Linking: auditory space as having no fixed notion. 

The difference between something that contains something, and does not. 

From within or without 

sound is a vibration, made from contact with an object 

sound can be malleable, it bounces off of reflective surfaces 

a mirage 

feedback mechanism 

the communication between two objects 

imprinting information as sound

embedded information 

what does it mean for something to be embed? 

how do we perceive information that is embed, inherit in something and what do we perceive based on what we see? 

the difference between seeing something, and not seeing 

the object as a vehicle of storage- things that contain what we can see and not see 

I was deciding whether or not to post my experiment online, especially since the attack in Paris coincided with my plan- but I decided to move forward to see how things unfold. When the incident took place last night, I immediately saw the ripple effect of people’s reactions streaming through the platform on facebook. Colors of red, blue, and white began flooding through the web. 

When terror strikes, the power of fear has the ability to consume people worldwide, as people easily sympathize with pain. 

All of a sudden, one’s mind and personal space can be immediately obstructed by an event- but more so through media’s coverage of an event that took place in real life. 

It seems as if the representation of an event becomes a separate form, from what physically occurred. 

Over the next few days, I’ll be observing people’s responses to the safe ‘space’ I’ve created, which co-exists in the same space of fear and loss occupied by a recent tragedy. 

Processing my thoughts:

When I look at the big picture, all of the sculptural ‘prop’ pieces I have been making all serve a certain function through which a specific action must be performed for each. I have never considered my interaction with these objects as a ‘performance art’ because to me, I see myself as having to bring ‘life’ into these objects by using it and touching it with my own hands.

Action’, and ‘space’ are the two common themes I keep referring back to. In a sense, I’m interested by the Inuit and their unique relationship with the environment: which is so barren and harsh. When you can no longer distinguish between the sky and earth, and your world becomes informed by one dominant color (white), a need to rely on other physical senses besides ‘sight’ to define one’s world grows.

“…Theirs is a world which has to be conquered with each statement and act, but which, with each act accomplished, is as quickly lost (Carpenter, 41).”

There is no system set in the Eskimo language to name things as they exist -but instead things (noun + verbs) are brought into existence. Everything is in a state of ‘being’/becoming. Edmund Carpenter describes their language as:

“…Words are like the knife of the carver: they free the idea, the thing, from the general formlessness of the outside. As a man speaks, not only is his language in a state of birth, but also the very thing about which he is talking (Carpenter, 43).”

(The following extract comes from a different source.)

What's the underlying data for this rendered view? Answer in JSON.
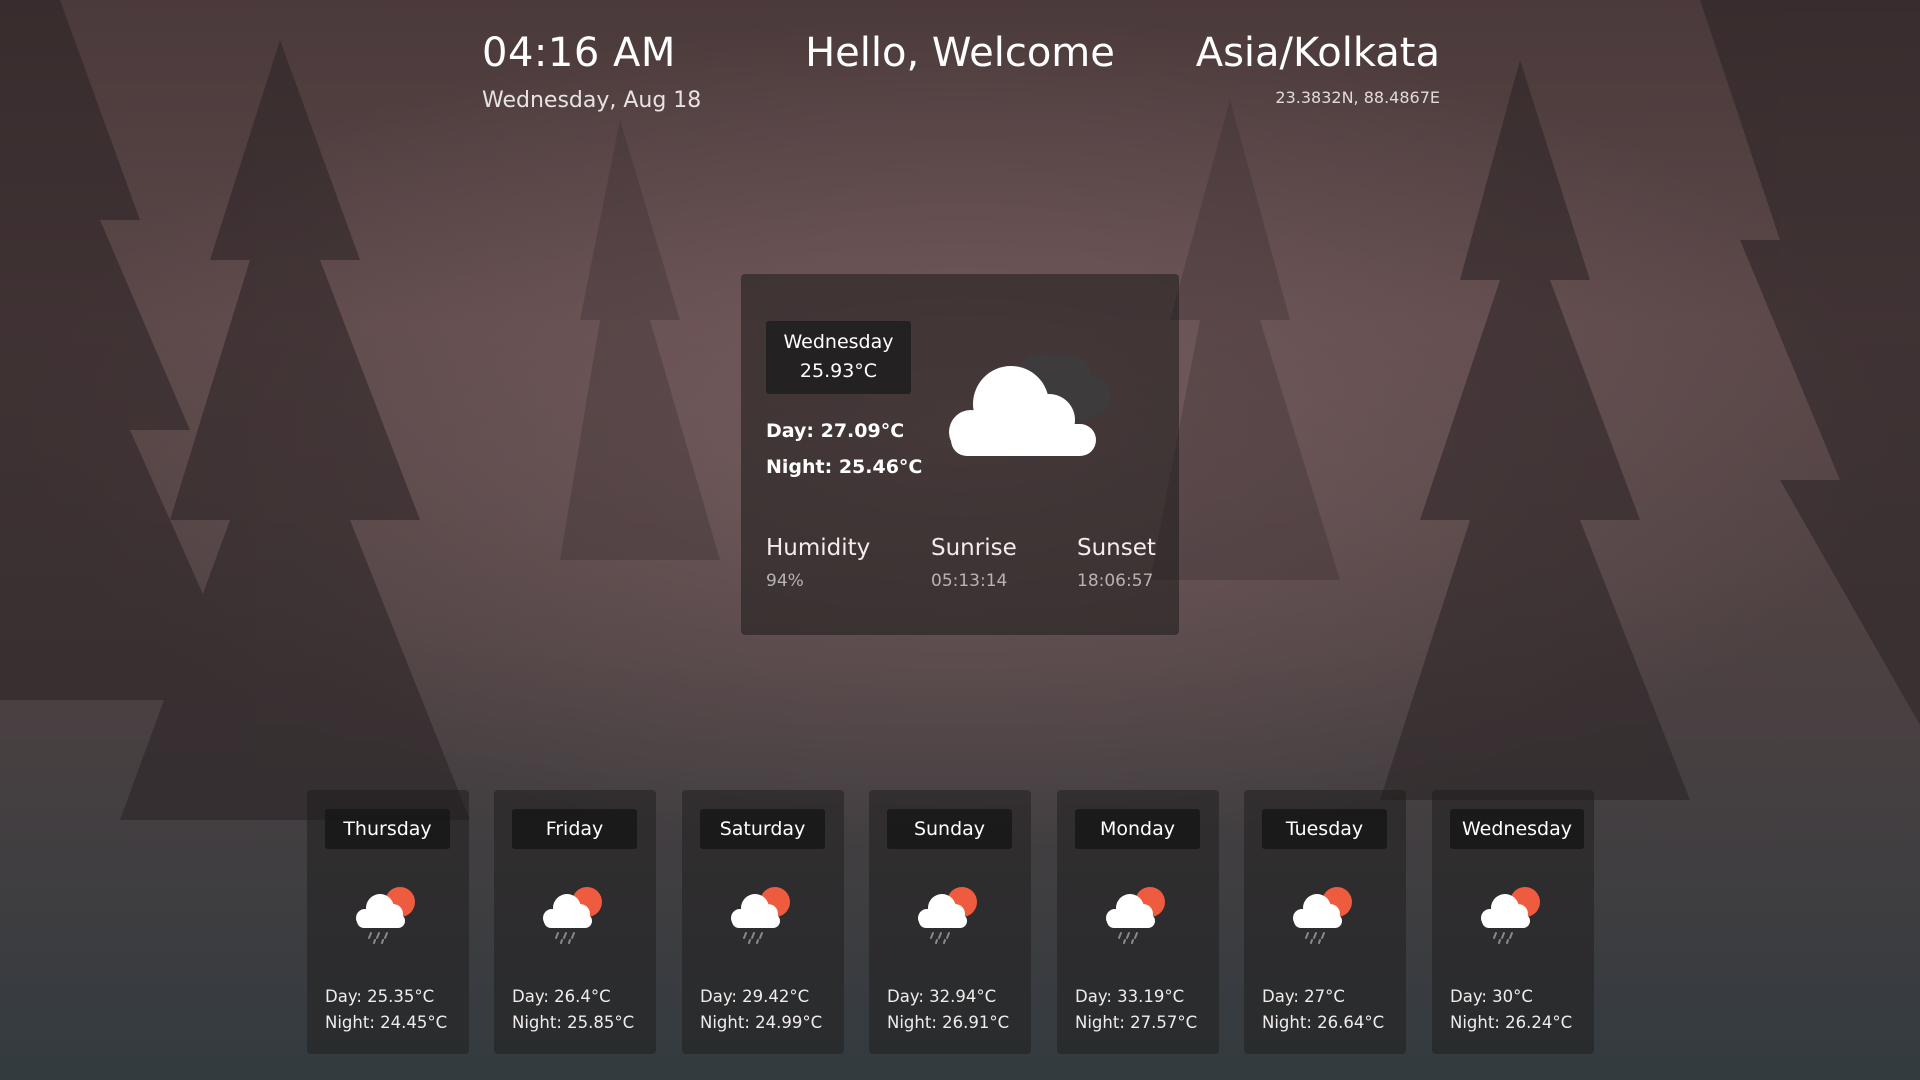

So how does all of this information come into play in my own practice? What I know is that I resonate with the Eskimo’s relationship between the sense of ‘self’ and the environment. Their world consists of bringing things into existence because of a physical void that they encounter- and I find that very much similar to the way artists in the contemporary world (and myself included) bring creativity into this physical realm from what was once a ‘thought’. The mould and deckle I’ve been creating, the metal-ceramic coil infrastructure- all of this seems to become stationary pieces waiting for me to use, to realize an ‘action’. The moment I interact with these objects, an environment becomes to come into existence; one where which I become a central part to bringing these objects to life, to ‘being’. A space for me empty my thoughts and to reflect back upon the objects as I roll and unravel what I put through the coils, tear and wash to put through the deckle, and to physically release what was once in the deckle out to dry. 










The eskimo is not interested in scenery but in action

For nothing in their world easily defines itself and is separable from the general background. What exists, the Eskimo themselves must struggle to bring into existence. 

What does action mean to the Eskimo? In a land that seems void of anything, what do they gain from the environment- and in return what do they receive? Is the ‘struggle’ to make something out of ‘nothing’ translated into this idea of taking some form of physical action? 

The environment is a tradition of change, as change is part of tradition and a way of life. Our awareness, recollection, and experience is what shifts our concept and relation to the environment- constantly. 

‘Eskimo Realities’ by Edmund Carpenter has become a ‘totem’ piece in which I constantly go back to anchor my thought process. The visual and descriptive language used to decipher the way the eskimos perceive the otherwise barren environment interests me because it breaks up the traditional view most people conceive of physical space and time. 

“Aivilik do not conceptually separate space and time, but see the situation or machine as a dynamic process…their concept of space is not one of static enclosure, such as a room with sides or boundaries, but as direction, in operation (Carpenter, 31).” 

“Auditory space has no favoured focus. It’s a sphere without fixed boundaries, space made by the thing itself, not space containing the thing…always in flux, creating its own dimensions moment by moment (Carpenter, 35).”